Other big challenges attendees faced included having to deal with the complexity of legacy systems, the ongoing headache of technical debt, the hurdles associated with change management and procedural changes (tech and business issues), and a lack of buy-in from c-level executives.
Dematic business systems manager, Michael Plonus, said his biggest issue was a lack of resources – and the fact there’s substantive work to be done in terms of staffing and skills.
The company, which supplies integrated automated supply chain technology and software and services, employs more than 6000 people and has engineering centres and manufacturing facilities in the US, Mexico, Australia, Germany, Italy and China.
Plonus said Dematic is currently “dipping its toes in the water” on the connected business journey and planned to adopt a digital inventory management system on its sites, but it was worried about resources.
However, the company is looking to beef up operational efficiencies and boost cost savings. Digitisation was a good focal point, he said.
“We have a global digitisation strategy and there are some projects on the way - for example, digitisation of operational data.”
The tech leaders said constant concerns include a lack of resources and issues with IT security, IT governance and compliance.
Other major worries included ‘loss of control’ in relying on cloud platforms; a lack of communications amongst stakeholders about the cloud strategy; resistance to change and “old-school mentalities” from employees; and difficulties in properly crafting and articulating the business case for cloud and then convincing the board to commit.
Attendees agreed that while IT leaders face a host of challenges they also needed to deal with them and move into the connected business environment in order to stay agile and competitive.
They recognised using normal business models is not always possible and tech chiefs need to look at process optimisation - and cloud services - in order to stay competitive.
Technology chiefs are no longer simply tasked with keeping the lights on. They now have to deliver operational efficiencies and cost savings, while also driving innovative change in order to realise the ‘interconnectedness’ of everything from business processes and models to business activities.
Sage Product Director, Australia and Asia, Ettore Alterisio acknowledged the challenges, and said there would always be resistance to change within organisations.
“With technology evolving so quickly it can be difficult to know when and where to start,” he said. “But the main thing is to just start. You can start small and go from there but not starting is not an option.

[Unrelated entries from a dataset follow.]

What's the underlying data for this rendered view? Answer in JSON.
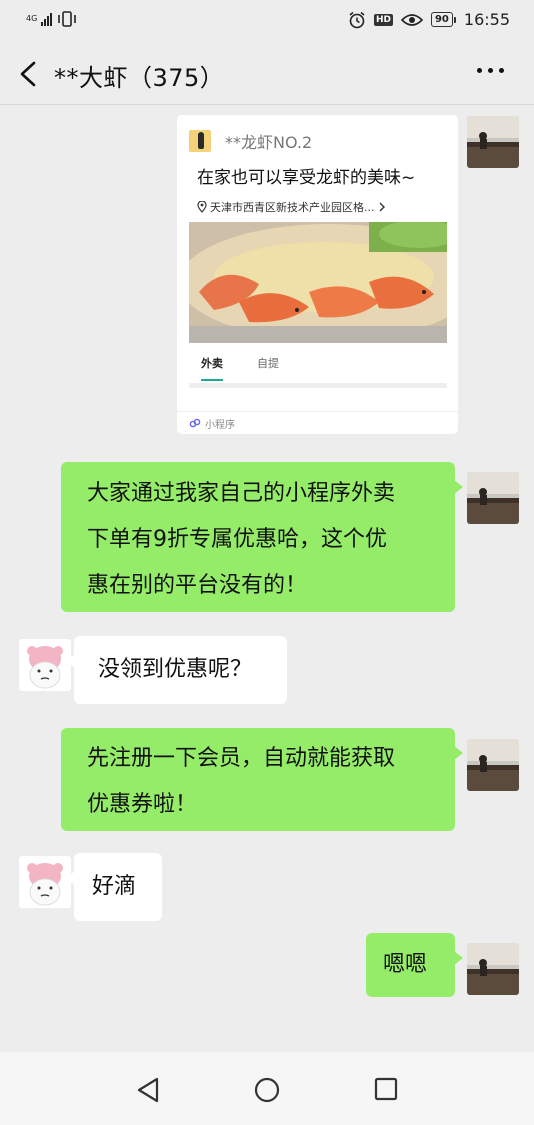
{
  "status_bar": {
    "network": "4G",
    "battery": "90",
    "time": "16:55",
    "hd_badge": "HD"
  },
  "header": {
    "title": "**大虾（375）"
  },
  "mini_program_card": {
    "source_name": "**龙虾NO.2",
    "title": "在家也可以享受龙虾的美味~",
    "address": "天津市西青区新技术产业园区格...",
    "tabs": [
      "外卖",
      "自提"
    ],
    "footer_label": "小程序"
  },
  "messages": [
    {
      "from": "self",
      "text_lines": [
        "大家通过我家自己的小程序外卖",
        "下单有9折专属优惠哈，这个优",
        "惠在别的平台没有的！"
      ]
    },
    {
      "from": "other",
      "text_lines": [
        "没领到优惠呢？"
      ]
    },
    {
      "from": "self",
      "text_lines": [
        "先注册一下会员，自动就能获取",
        "优惠券啦！"
      ]
    },
    {
      "from": "other",
      "text_lines": [
        "好滴"
      ]
    },
    {
      "from": "self",
      "text_lines": [
        "嗯嗯"
      ]
    }
  ],
  "colors": {
    "self_bubble": "#95ec69",
    "other_bubble": "#ffffff",
    "chat_background": "#ededed"
  },
  "icons": {
    "back": "back-arrow-icon",
    "more": "more-dots-icon",
    "location": "location-pin-icon",
    "mini_program": "mini-program-icon",
    "alarm": "alarm-icon",
    "eye": "eye-comfort-icon",
    "vibrate": "vibrate-icon",
    "nav_back": "triangle-back-icon",
    "nav_home": "circle-home-icon",
    "nav_recent": "square-recents-icon"
  }
}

“There is almost too much information out there. It can also be difficult to plan for future competition that doesn’t exist yet, which is why getting the infrastructure in place to embrace change is so important.” Alterisio suggested IT leaders - particularly those at the start of their journey - be open to ideas and recognise that who you connect with today may not be who you connect with tomorrow.
“Think of transformation in terms of a journey rather than having a fixed endpoint in mind – you may need to adjust as you go. This is a classic change the engines while keeping the plane in the air scenario.
“Look to platforms that already link to an existing ecosystem of applications so you can easily integrate functionality, which is what Sage Business Cloud looks to achieve. Proprietary systems that lock you in to a single vendor are potential technological dead ends.”
Agiasotis said the point is to “think beyond your four walls” and recognise it’s all about innovation and how companies connect with key stakeholders and customers.
“That’s when the magic happens - when you can interoperate beyond the four walls.”